from the Iowa District Court for Winneshiek County, Margaret
L. Lingreen, Judge.
appeals the district court's grant of summary judgment to
the defendants based on the statute of limitations.
G. Larson of Larson Law Office and Erik W. Fern of Putnam,
Fern & Thompson Law Office, P.L.L.C., Decorah, for
E. Dralle of Dorsey & Whitney, L.L.P., Des Moines, for
appellee Ford Motor Credit Company.
T. Bisgard and Dana L. Oxley of Shuttleworth & Ingersoll,
P.L.C., Cedar Rapids, for appellees Repossessors, Inc. and
Considered by Vogel, P.J., Doyle, J., and Scott, S.J.
Duncan appeals the district court's grant of summary
judgment to the defendants based on the statute of
limitations. We affirm the district court's decision
finding Duncan's claim of conversion is barred by the
five-year statute of limitations in Iowa Code section
614.1(4) (2015). On Duncan's claim of civil extortion,
the court erred by applying the two-year statute of
limitations in section 614.1(2). Duncan's claim of civil
extortion is timely under the five-year statute of

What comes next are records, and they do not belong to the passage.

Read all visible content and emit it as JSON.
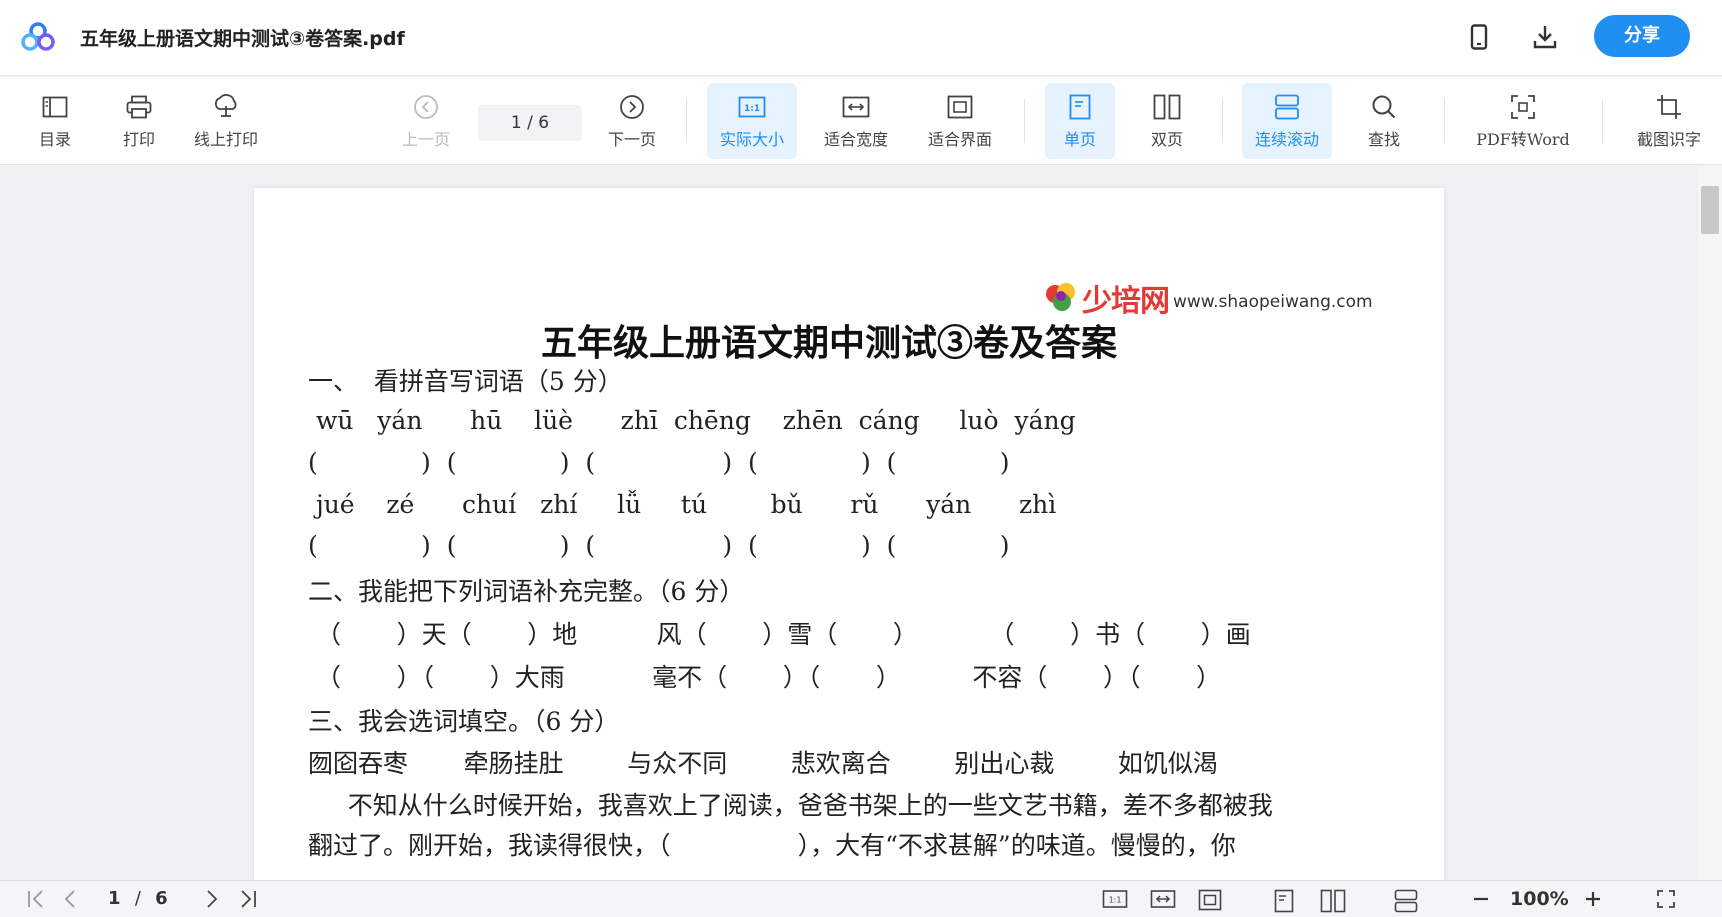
{
  "titlebar": {
    "title": "五年级上册语文期中测试③卷答案.pdf",
    "share_label": "分享",
    "icons": [
      "app-logo-icon",
      "phone-icon",
      "download-icon"
    ]
  },
  "toolbar": {
    "toc": "目录",
    "print": "打印",
    "online_print": "线上打印",
    "prev_page": "上一页",
    "page_indicator": "1  /  6",
    "next_page": "下一页",
    "actual_size": "实际大小",
    "fit_width": "适合宽度",
    "fit_screen": "适合界面",
    "single_page": "单页",
    "double_page": "双页",
    "continuous_scroll": "连续滚动",
    "find": "查找",
    "pdf_to_word": "PDF转Word",
    "screenshot_ocr": "截图识字",
    "actual_size_icon_text": "1:1"
  },
  "document": {
    "watermark_logo": "少培网",
    "watermark_url": "www.shaopeiwang.com",
    "heading": "五年级上册语文期中测试③卷及答案",
    "lines": [
      "一、  看拼音写词语（5 分）",
      " wū   yán      hū    lüè      zhī  chēng    zhēn  cáng     luò  yáng",
      "(             )  (             )  (                )  (             )  (             )",
      " jué    zé      chuí   zhí     lǚ     tú        bǔ      rǔ      yán      zhì",
      "(             )  (             )  (                )  (             )  (             )",
      "二、我能把下列词语补充完整。（6 分）",
      " （       ）天（       ）地          风（       ）雪（       ）         （       ）书（       ）画",
      " （       ）（       ）大雨           毫不（       ）（       ）         不容（       ）（       ）",
      "三、我会选词填空。（6 分）",
      "囫囵吞枣       牵肠挂肚        与众不同        悲欢离合        别出心裁        如饥似渴",
      "     不知从什么时候开始，我喜欢上了阅读，爸爸书架上的一些文艺书籍，差不多都被我",
      "翻过了。刚开始，我读得很快，（                ），大有“不求甚解”的味道。慢慢的，你"
    ]
  },
  "bottombar": {
    "current_page": "1",
    "slash": "/",
    "total_pages": "6",
    "zoom": "100%",
    "actual_size_text": "1:1"
  },
  "colors": {
    "accent": "#1f8ff1",
    "active_bg": "#e6f2fd"
  }
}
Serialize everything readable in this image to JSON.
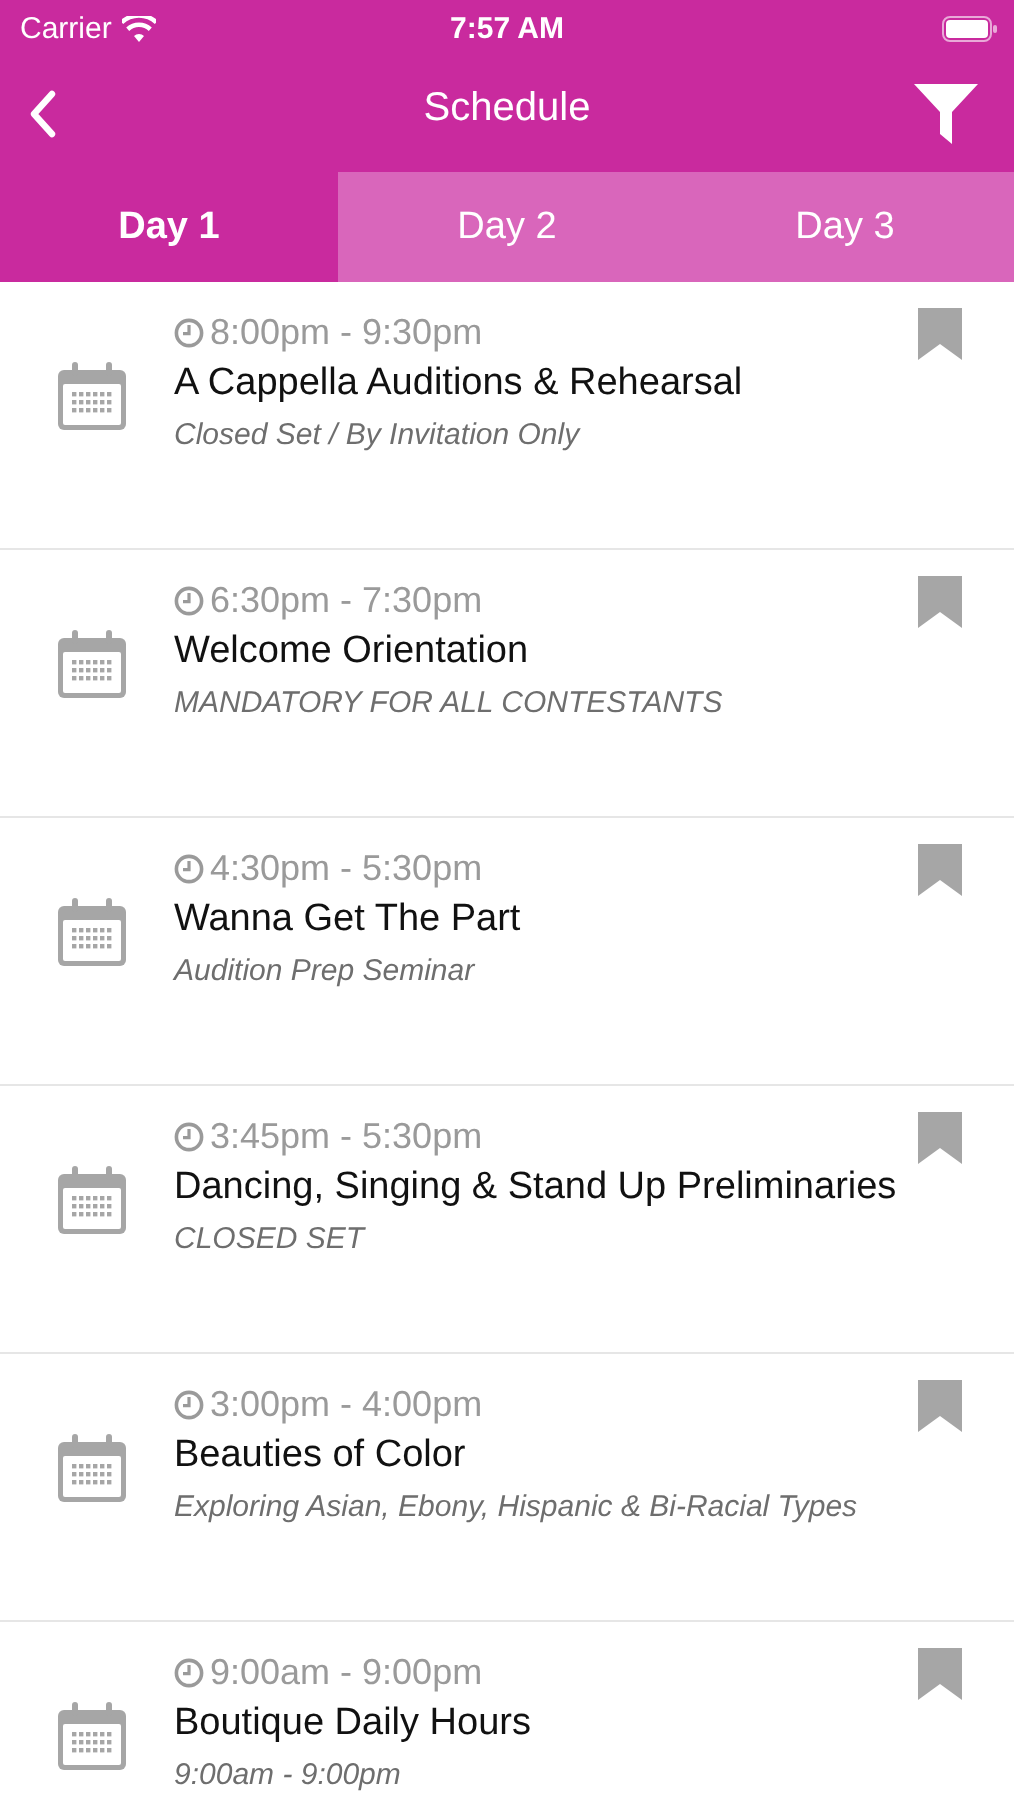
{
  "status_bar": {
    "carrier": "Carrier",
    "time": "7:57 AM"
  },
  "nav": {
    "title": "Schedule"
  },
  "tabs": [
    {
      "label": "Day 1",
      "selected": true
    },
    {
      "label": "Day 2",
      "selected": false
    },
    {
      "label": "Day 3",
      "selected": false
    }
  ],
  "events": [
    {
      "time": "8:00pm - 9:30pm",
      "title": "A Cappella Auditions & Rehearsal",
      "subtitle": "Closed Set / By Invitation Only",
      "bookmarked": false
    },
    {
      "time": "6:30pm - 7:30pm",
      "title": "Welcome Orientation",
      "subtitle": "MANDATORY FOR ALL CONTESTANTS",
      "bookmarked": false
    },
    {
      "time": "4:30pm - 5:30pm",
      "title": "Wanna Get The Part",
      "subtitle": "Audition Prep Seminar",
      "bookmarked": false
    },
    {
      "time": "3:45pm - 5:30pm",
      "title": "Dancing, Singing & Stand Up Preliminaries",
      "subtitle": "CLOSED SET",
      "bookmarked": false
    },
    {
      "time": "3:00pm - 4:00pm",
      "title": "Beauties of Color",
      "subtitle": "Exploring Asian, Ebony, Hispanic & Bi-Racial Types",
      "bookmarked": false
    },
    {
      "time": "9:00am - 9:00pm",
      "title": "Boutique Daily Hours",
      "subtitle": "9:00am - 9:00pm",
      "bookmarked": false
    }
  ]
}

limitations in section 614.1(4), and the district court
improperly granted summary judgment on this issue. We remand
to the district court for further proceedings on the issue of
Background Facts & Proceedings
March 5, 2008, Duncan purchased a 2008 Ford Edge from Decorah
Auto Center, Inc., with financing through Ford Motor Credit
(FMC). She made payments from April 19, 2008, until August
19, 2010. Duncan received notice she owed $1871.94, due by
November 19, 2010. Duncan stated she paid this amount in a
timely fashion, but on November 19, 2010, Bruce Shores of
Repossessors, Inc. took possession of the vehicle.
November 27, 2010, Duncan received notice FMC intended to
sell the Ford Edge. Duncan told FMC the vehicle had been
wrongfully repossessed and demanded the return of the
vehicle. Duncan paid the remainder of the loan, $22, 196.28,
on March 11, 2011. FMC, Repossessors, and Shores did not
return the vehicle to Duncan. She stated they told her they
would not return the vehicle to her unless she signed a
release of liability for the wrongful taking.
was able to retrieve the vehicle on June 17, 2011, without
signing a release. She found FMC, Repossessors, or Shores had
retained her personal property from the vehicle. Also, the
Ford Edge had been damaged and Duncan incurred expenses in
filed a petition on December 16, 2015, against FMC,
Repossessors, and Shores, raising claims of conversion and
civil extortion. FMC filed a partial motion for summary
judgment, claiming the conversion claim was barred by the
five-year statute of limitations found in section 614.1(4).
Duncan resisted the motion. The district court found the
conversion occurred on November 19, 2010, when the vehicle
was taken from Duncan. The court concluded Duncan's claim
of conversion was barred under the statute of limitations and
granted FMC's partial motion for summary judgment. The
court also denied Duncan's motion pursuant to Iowa Rule
of Civil Procedure 1.904(2). The court subsequently granted a
request by Repossessors and Shores for partial summary
judgment on this issue as well.
filed a second partial motion for summary judgment, claiming
Duncan's civil extortion claim was barred by the two-year
statute of limitations set by section 614.1(2). Repossessors
and Shores joined in the motion. Duncan resisted the partial
motion for summary judgment. The district court found
Duncan's action arose in June 2011, when she recovered
her vehicle, and her petition, filed in December 2015, was
outside the two-year statute of limitations in section
614.1(2). The court granted the defendants' motion for